Ruling comes more than two years after a federal judge freed Del Prete from prison
By Allisha Azlan and Rachel Fobar
The Medill Justice Project
A Will County Circuit Court judge today vacated Jennifer Del Prete’s murder conviction and ordered a new trial, the latest victory in her fight to clear her name.
Little more than two years ago, a federal judge released Del Prete from prison, ruling no reasonable jury would have convicted her based on all of the evidence, which included a police detective letter discovered by The Medill Justice Project.
“As of today, after nine years, one month and 26 days, I am no longer a convicted felon,” said Del Prete who is now 45 years old and has struggled to find steady employment and rebuild her life.
Judge Carla Alessio Policandriotes, who convicted Del Prete in a bench trial in 2005, denied the state’s motion to dismiss Del Prete’s post-conviction petition. The order from the judge, who could not be reached for comment, follows a May evidentiary hearing where witnesses said key evidence pointing to Del Prete’s innocence had been withheld at trial.
On learning of the judge’s ruling, there was “a lot of relief and excitement,” said Jodi Garvey, an attorney for Del Prete.
Del Prete was a Romeoville, Illinois, day care worker when she was accused of violently shaking a 3 ½-month-old infant under her care and convicted of first-degree murder in 2005. About eight years later, in 2013, The Medill Justice Project discovered a letter, obtained through a Freedom of Information Act request, in which Police Commander Kenneth Kroll, a detective in Del Prete’s case, said the forensic pathologist who performed the infant’s autopsy expressed doubts about whether the day care worker had violently shaken the child in what is known as shaken-baby syndrome or abusive head trauma.

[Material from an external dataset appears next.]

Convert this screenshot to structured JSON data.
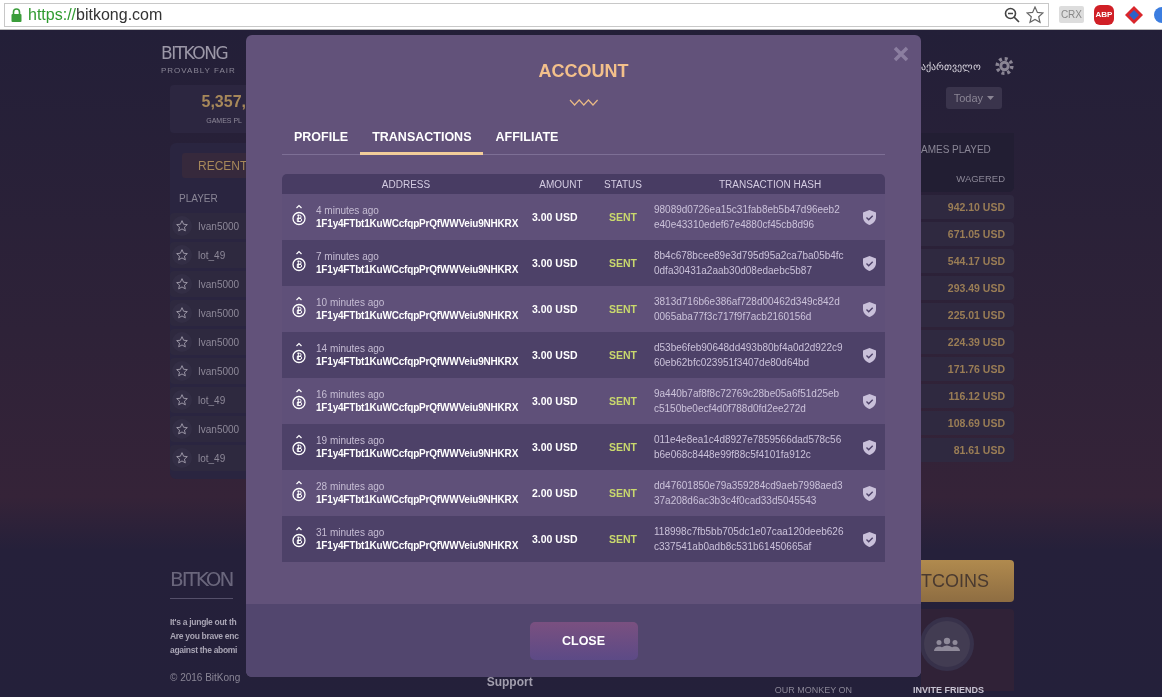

During the May court hearing, Patrick W. Blegen, another Del Prete attorney, said her lawyer at trial, Chuck Bretz, was unaware of forensic pathologist Jeff Harkey’s skepticism about whether the infant had been a victim of shaken-baby syndrome. Blegen also said Harkey, who conducted the autopsy, was unaware the child’s radiology report revealed the presence of a chronic subdural hematoma, or brain bleed. Both of these facts, Blegen said, had been withheld from Bretz during Del Prete’s trial, and had these facts been known to the defense, Del Prete may not have been convicted of first-degree murder.
Bretz, Del Prete’s trial attorney, testified in May that had he been aware of the Kroll letter, his defense strategy would have been significantly altered. Bretz said, for instance, that had he known of the doctor’s skepticism, the attorney would have sought to interview Harkey beforehand and then tailored his questions at trial accordingly.
U.S. District Court Judge Matthew F. Kennelly, saying no reasonable jury would have found her guilty, released Del Prete on bond in 2014 after she had served about a decade of her 20-year sentence. Del Prete’s case is on hold in federal court, pending resolution of this state action. In his ruling two years ago, the judge said Del Prete “should not have to wait in custody” while her claims are being reviewed by the state courts because “the delay is wholly attributable to the law enforcement authorities who did not disclose to Del Prete” the police detective letter and related evidence.
The next court date is scheduled for Sept. 23, when prosecutors are expected to respond to the ruling.
Prosecutors plan to appeal the judge’s order, said Charles Pelkie, a spokesperson for the Will County State’s Attorney’s Office. “Our position has always been that the [Kroll] letter… had no impact whatsoever in regards to any evidence that was presented at trial in this case,” Pelkie said.